Stored items
┄┄┄┄┄┄┄┄┄┄┄┄┄┄┄┄┄┄┄┄

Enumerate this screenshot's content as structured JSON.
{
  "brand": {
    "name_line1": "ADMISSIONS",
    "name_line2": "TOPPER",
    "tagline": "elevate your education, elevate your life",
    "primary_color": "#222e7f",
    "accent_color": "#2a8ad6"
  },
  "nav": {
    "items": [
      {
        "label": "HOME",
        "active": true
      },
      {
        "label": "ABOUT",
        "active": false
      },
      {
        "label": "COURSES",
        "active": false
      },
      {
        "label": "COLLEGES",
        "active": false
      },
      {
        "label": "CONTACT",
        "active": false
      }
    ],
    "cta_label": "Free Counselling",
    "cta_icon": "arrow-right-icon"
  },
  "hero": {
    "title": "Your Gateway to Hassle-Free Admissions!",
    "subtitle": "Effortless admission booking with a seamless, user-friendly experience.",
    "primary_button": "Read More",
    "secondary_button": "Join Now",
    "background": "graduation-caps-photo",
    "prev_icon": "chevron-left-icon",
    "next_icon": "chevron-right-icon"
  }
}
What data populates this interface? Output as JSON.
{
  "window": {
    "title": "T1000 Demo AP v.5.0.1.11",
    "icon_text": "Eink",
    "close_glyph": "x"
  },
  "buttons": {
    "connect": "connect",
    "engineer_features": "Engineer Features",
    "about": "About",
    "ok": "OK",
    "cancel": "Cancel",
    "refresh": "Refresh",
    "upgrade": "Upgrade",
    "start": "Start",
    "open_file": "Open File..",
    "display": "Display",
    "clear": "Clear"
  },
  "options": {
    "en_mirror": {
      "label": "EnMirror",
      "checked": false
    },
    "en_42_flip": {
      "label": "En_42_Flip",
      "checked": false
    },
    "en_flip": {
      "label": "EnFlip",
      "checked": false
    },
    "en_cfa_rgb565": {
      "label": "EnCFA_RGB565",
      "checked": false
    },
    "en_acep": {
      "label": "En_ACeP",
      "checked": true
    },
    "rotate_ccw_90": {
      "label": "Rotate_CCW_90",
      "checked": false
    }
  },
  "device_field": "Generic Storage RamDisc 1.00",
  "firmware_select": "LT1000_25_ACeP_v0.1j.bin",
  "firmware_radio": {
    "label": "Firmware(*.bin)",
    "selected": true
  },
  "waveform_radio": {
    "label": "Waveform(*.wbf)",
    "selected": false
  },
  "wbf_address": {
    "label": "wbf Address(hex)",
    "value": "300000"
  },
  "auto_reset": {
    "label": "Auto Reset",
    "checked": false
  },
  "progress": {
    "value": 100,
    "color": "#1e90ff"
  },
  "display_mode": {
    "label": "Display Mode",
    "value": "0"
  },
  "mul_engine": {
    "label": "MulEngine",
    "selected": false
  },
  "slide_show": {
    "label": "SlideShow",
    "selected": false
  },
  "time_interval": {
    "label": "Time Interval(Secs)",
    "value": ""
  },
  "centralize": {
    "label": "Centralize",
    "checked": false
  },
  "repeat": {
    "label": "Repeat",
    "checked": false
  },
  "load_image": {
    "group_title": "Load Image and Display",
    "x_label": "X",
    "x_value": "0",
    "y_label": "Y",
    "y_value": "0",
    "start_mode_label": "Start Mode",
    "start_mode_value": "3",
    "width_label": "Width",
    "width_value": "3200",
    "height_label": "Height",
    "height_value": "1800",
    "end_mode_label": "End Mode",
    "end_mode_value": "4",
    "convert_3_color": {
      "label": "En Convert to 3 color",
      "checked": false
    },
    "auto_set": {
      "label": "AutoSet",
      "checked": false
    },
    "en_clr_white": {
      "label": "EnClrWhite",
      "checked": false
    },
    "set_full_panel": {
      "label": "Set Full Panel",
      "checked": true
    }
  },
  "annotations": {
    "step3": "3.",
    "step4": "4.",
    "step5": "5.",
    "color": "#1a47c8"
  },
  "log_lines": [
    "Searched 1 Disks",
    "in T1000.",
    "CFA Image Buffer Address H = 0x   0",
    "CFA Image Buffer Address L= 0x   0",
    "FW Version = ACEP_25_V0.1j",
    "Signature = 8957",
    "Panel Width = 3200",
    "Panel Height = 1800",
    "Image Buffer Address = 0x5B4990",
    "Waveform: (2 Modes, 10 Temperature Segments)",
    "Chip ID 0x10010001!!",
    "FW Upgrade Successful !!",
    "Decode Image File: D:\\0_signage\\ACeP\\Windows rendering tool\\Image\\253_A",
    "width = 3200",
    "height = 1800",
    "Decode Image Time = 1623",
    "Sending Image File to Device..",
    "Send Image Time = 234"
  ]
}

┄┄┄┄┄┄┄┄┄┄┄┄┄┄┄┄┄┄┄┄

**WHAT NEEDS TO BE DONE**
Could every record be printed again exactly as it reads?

**WRITTEN SOLUTION**
Enumerate this screenshot's content as structured JSON.
{
  "brand": {
    "name_line1": "ADMISSIONS",
    "name_line2": "TOPPER",
    "tagline": "elevate your education, elevate your life",
    "primary_color": "#222e7f",
    "accent_color": "#2a8ad6"
  },
  "nav": {
    "items": [
      {
        "label": "HOME",
        "active": true
      },
      {
        "label": "ABOUT",
        "active": false
      },
      {
        "label": "COURSES",
        "active": false
      },
      {
        "label": "COLLEGES",
        "active": false
      },
      {
        "label": "CONTACT",
        "active": false
      }
    ],
    "cta_label": "Free Counselling",
    "cta_icon": "arrow-right-icon"
  },
  "hero": {
    "title": "Your Gateway to Hassle-Free Admissions!",
    "subtitle": "Effortless admission booking with a seamless, user-friendly experience.",
    "primary_button": "Read More",
    "secondary_button": "Join Now",
    "background": "graduation-caps-photo",
    "prev_icon": "chevron-left-icon",
    "next_icon": "chevron-right-icon"
  }
}
What data populates this interface? Output as JSON.
{
  "window": {
    "title": "T1000 Demo AP v.5.0.1.11",
    "icon_text": "Eink",
    "close_glyph": "x"
  },
  "buttons": {
    "connect": "connect",
    "engineer_features": "Engineer Features",
    "about": "About",
    "ok": "OK",
    "cancel": "Cancel",
    "refresh": "Refresh",
    "upgrade": "Upgrade",
    "start": "Start",
    "open_file": "Open File..",
    "display": "Display",
    "clear": "Clear"
  },
  "options": {
    "en_mirror": {
      "label": "EnMirror",
      "checked": false
    },
    "en_42_flip": {
      "label": "En_42_Flip",
      "checked": false
    },
    "en_flip": {
      "label": "EnFlip",
      "checked": false
    },
    "en_cfa_rgb565": {
      "label": "EnCFA_RGB565",
      "checked": false
    },
    "en_acep": {
      "label": "En_ACeP",
      "checked": true
    },
    "rotate_ccw_90": {
      "label": "Rotate_CCW_90",
      "checked": false
    }
  },
  "device_field": "Generic Storage RamDisc 1.00",
  "firmware_select": "LT1000_25_ACeP_v0.1j.bin",
  "firmware_radio": {
    "label": "Firmware(*.bin)",
    "selected": true
  },
  "waveform_radio": {
    "label": "Waveform(*.wbf)",
    "selected": false
  },
  "wbf_address": {
    "label": "wbf Address(hex)",
    "value": "300000"
  },
  "auto_reset": {
    "label": "Auto Reset",
    "checked": false
  },
  "progress": {
    "value": 100,
    "color": "#1e90ff"
  },
  "display_mode": {
    "label": "Display Mode",
    "value": "0"
  },
  "mul_engine": {
    "label": "MulEngine",
    "selected": false
  },
  "slide_show": {
    "label": "SlideShow",
    "selected": false
  },
  "time_interval": {
    "label": "Time Interval(Secs)",
    "value": ""
  },
  "centralize": {
    "label": "Centralize",
    "checked": false
  },
  "repeat": {
    "label": "Repeat",
    "checked": false
  },
  "load_image": {
    "group_title": "Load Image and Display",
    "x_label": "X",
    "x_value": "0",
    "y_label": "Y",
    "y_value": "0",
    "start_mode_label": "Start Mode",
    "start_mode_value": "3",
    "width_label": "Width",
    "width_value": "3200",
    "height_label": "Height",
    "height_value": "1800",
    "end_mode_label": "End Mode",
    "end_mode_value": "4",
    "convert_3_color": {
      "label": "En Convert to 3 color",
      "checked": false
    },
    "auto_set": {
      "label": "AutoSet",
      "checked": false
    },
    "en_clr_white": {
      "label": "EnClrWhite",
      "checked": false
    },
    "set_full_panel": {
      "label": "Set Full Panel",
      "checked": true
    }
  },
  "annotations": {
    "step3": "3.",
    "step4": "4.",
    "step5": "5.",
    "color": "#1a47c8"
  },
  "log_lines": [
    "Searched 1 Disks",
    "in T1000.",
    "CFA Image Buffer Address H = 0x   0",
    "CFA Image Buffer Address L= 0x   0",
    "FW Version = ACEP_25_V0.1j",
    "Signature = 8957",
    "Panel Width = 3200",
    "Panel Height = 1800",
    "Image Buffer Address = 0x5B4990",
    "Waveform: (2 Modes, 10 Temperature Segments)",
    "Chip ID 0x10010001!!",
    "FW Upgrade Successful !!",
    "Decode Image File: D:\\0_signage\\ACeP\\Windows rendering tool\\Image\\253_A",
    "width = 3200",
    "height = 1800",
    "Decode Image Time = 1623",
    "Sending Image File to Device..",
    "Send Image Time = 234"
  ]
}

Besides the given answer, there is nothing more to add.